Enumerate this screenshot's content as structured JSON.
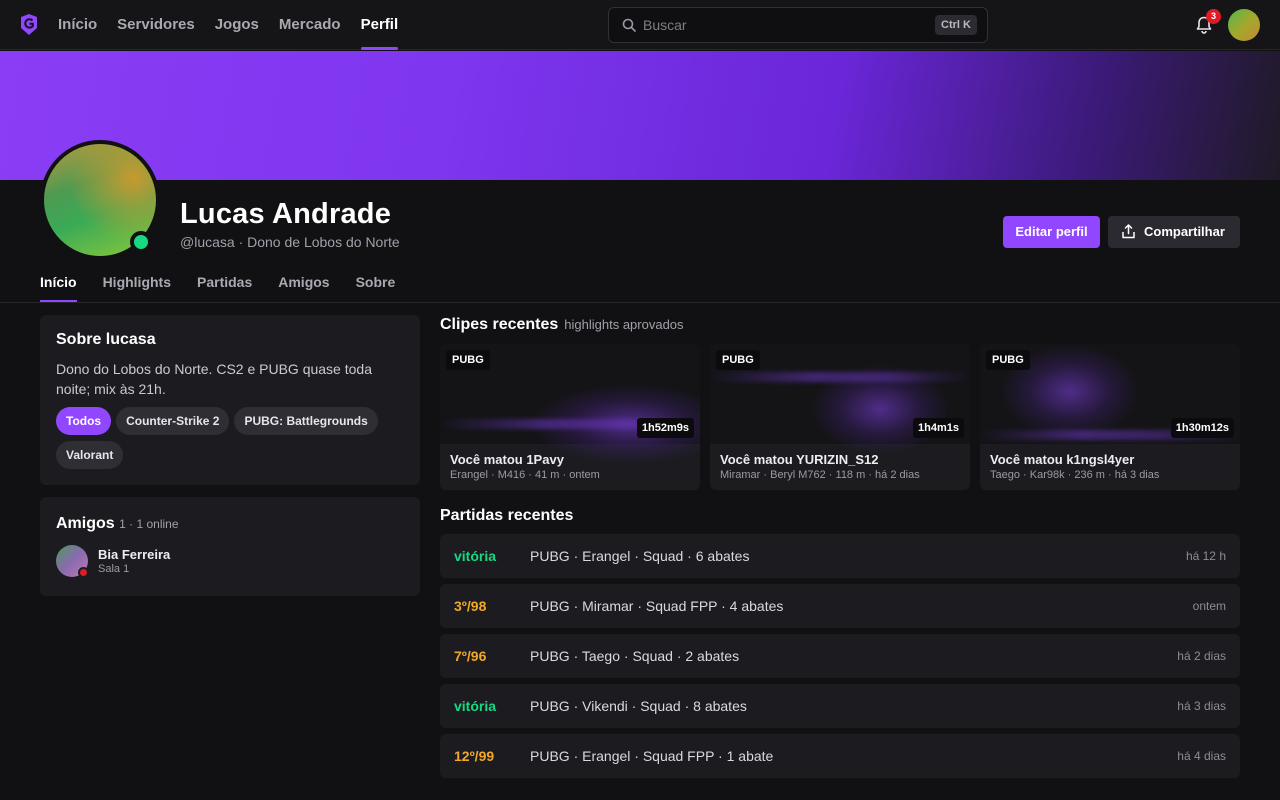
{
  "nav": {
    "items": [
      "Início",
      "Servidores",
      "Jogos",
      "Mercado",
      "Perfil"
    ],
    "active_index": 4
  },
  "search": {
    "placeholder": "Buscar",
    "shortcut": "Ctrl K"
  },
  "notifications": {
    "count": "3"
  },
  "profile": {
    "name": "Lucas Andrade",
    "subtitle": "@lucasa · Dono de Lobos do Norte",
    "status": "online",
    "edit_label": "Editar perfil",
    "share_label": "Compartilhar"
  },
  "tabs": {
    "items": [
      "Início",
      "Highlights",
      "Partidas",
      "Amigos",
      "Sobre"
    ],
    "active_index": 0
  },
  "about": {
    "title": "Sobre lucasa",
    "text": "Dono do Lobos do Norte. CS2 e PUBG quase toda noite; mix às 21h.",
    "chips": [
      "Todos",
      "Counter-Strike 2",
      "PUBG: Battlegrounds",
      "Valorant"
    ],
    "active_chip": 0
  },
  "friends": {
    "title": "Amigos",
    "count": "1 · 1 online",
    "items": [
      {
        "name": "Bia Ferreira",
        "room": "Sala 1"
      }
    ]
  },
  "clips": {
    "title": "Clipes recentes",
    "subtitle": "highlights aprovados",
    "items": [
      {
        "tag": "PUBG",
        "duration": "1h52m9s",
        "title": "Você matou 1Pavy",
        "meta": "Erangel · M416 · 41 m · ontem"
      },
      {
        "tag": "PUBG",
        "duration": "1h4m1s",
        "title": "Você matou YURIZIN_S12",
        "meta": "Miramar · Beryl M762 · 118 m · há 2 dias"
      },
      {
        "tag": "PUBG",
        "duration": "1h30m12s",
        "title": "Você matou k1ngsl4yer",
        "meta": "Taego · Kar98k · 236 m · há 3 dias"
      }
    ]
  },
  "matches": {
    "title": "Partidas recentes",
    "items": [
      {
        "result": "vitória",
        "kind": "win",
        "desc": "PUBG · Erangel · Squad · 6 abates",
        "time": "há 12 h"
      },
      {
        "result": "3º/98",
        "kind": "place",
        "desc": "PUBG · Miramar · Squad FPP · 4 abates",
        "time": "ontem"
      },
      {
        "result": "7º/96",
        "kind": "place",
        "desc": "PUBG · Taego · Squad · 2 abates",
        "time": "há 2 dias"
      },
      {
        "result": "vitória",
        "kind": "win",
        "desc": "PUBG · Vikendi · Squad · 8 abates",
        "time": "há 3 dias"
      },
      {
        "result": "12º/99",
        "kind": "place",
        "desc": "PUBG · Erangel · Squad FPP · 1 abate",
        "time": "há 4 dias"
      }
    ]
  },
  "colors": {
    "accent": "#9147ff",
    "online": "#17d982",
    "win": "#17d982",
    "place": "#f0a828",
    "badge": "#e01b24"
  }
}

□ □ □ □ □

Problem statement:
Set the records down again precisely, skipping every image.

Your response:
Enumerate this screenshot's content as structured JSON.
{
  "nav": {
    "items": [
      "Início",
      "Servidores",
      "Jogos",
      "Mercado",
      "Perfil"
    ],
    "active_index": 4
  },
  "search": {
    "placeholder": "Buscar",
    "shortcut": "Ctrl K"
  },
  "notifications": {
    "count": "3"
  },
  "profile": {
    "name": "Lucas Andrade",
    "subtitle": "@lucasa · Dono de Lobos do Norte",
    "status": "online",
    "edit_label": "Editar perfil",
    "share_label": "Compartilhar"
  },
  "tabs": {
    "items": [
      "Início",
      "Highlights",
      "Partidas",
      "Amigos",
      "Sobre"
    ],
    "active_index": 0
  },
  "about": {
    "title": "Sobre lucasa",
    "text": "Dono do Lobos do Norte. CS2 e PUBG quase toda noite; mix às 21h.",
    "chips": [
      "Todos",
      "Counter-Strike 2",
      "PUBG: Battlegrounds",
      "Valorant"
    ],
    "active_chip": 0
  },
  "friends": {
    "title": "Amigos",
    "count": "1 · 1 online",
    "items": [
      {
        "name": "Bia Ferreira",
        "room": "Sala 1"
      }
    ]
  },
  "clips": {
    "title": "Clipes recentes",
    "subtitle": "highlights aprovados",
    "items": [
      {
        "tag": "PUBG",
        "duration": "1h52m9s",
        "title": "Você matou 1Pavy",
        "meta": "Erangel · M416 · 41 m · ontem"
      },
      {
        "tag": "PUBG",
        "duration": "1h4m1s",
        "title": "Você matou YURIZIN_S12",
        "meta": "Miramar · Beryl M762 · 118 m · há 2 dias"
      },
      {
        "tag": "PUBG",
        "duration": "1h30m12s",
        "title": "Você matou k1ngsl4yer",
        "meta": "Taego · Kar98k · 236 m · há 3 dias"
      }
    ]
  },
  "matches": {
    "title": "Partidas recentes",
    "items": [
      {
        "result": "vitória",
        "kind": "win",
        "desc": "PUBG · Erangel · Squad · 6 abates",
        "time": "há 12 h"
      },
      {
        "result": "3º/98",
        "kind": "place",
        "desc": "PUBG · Miramar · Squad FPP · 4 abates",
        "time": "ontem"
      },
      {
        "result": "7º/96",
        "kind": "place",
        "desc": "PUBG · Taego · Squad · 2 abates",
        "time": "há 2 dias"
      },
      {
        "result": "vitória",
        "kind": "win",
        "desc": "PUBG · Vikendi · Squad · 8 abates",
        "time": "há 3 dias"
      },
      {
        "result": "12º/99",
        "kind": "place",
        "desc": "PUBG · Erangel · Squad FPP · 1 abate",
        "time": "há 4 dias"
      }
    ]
  },
  "colors": {
    "accent": "#9147ff",
    "online": "#17d982",
    "win": "#17d982",
    "place": "#f0a828",
    "badge": "#e01b24"
  }
}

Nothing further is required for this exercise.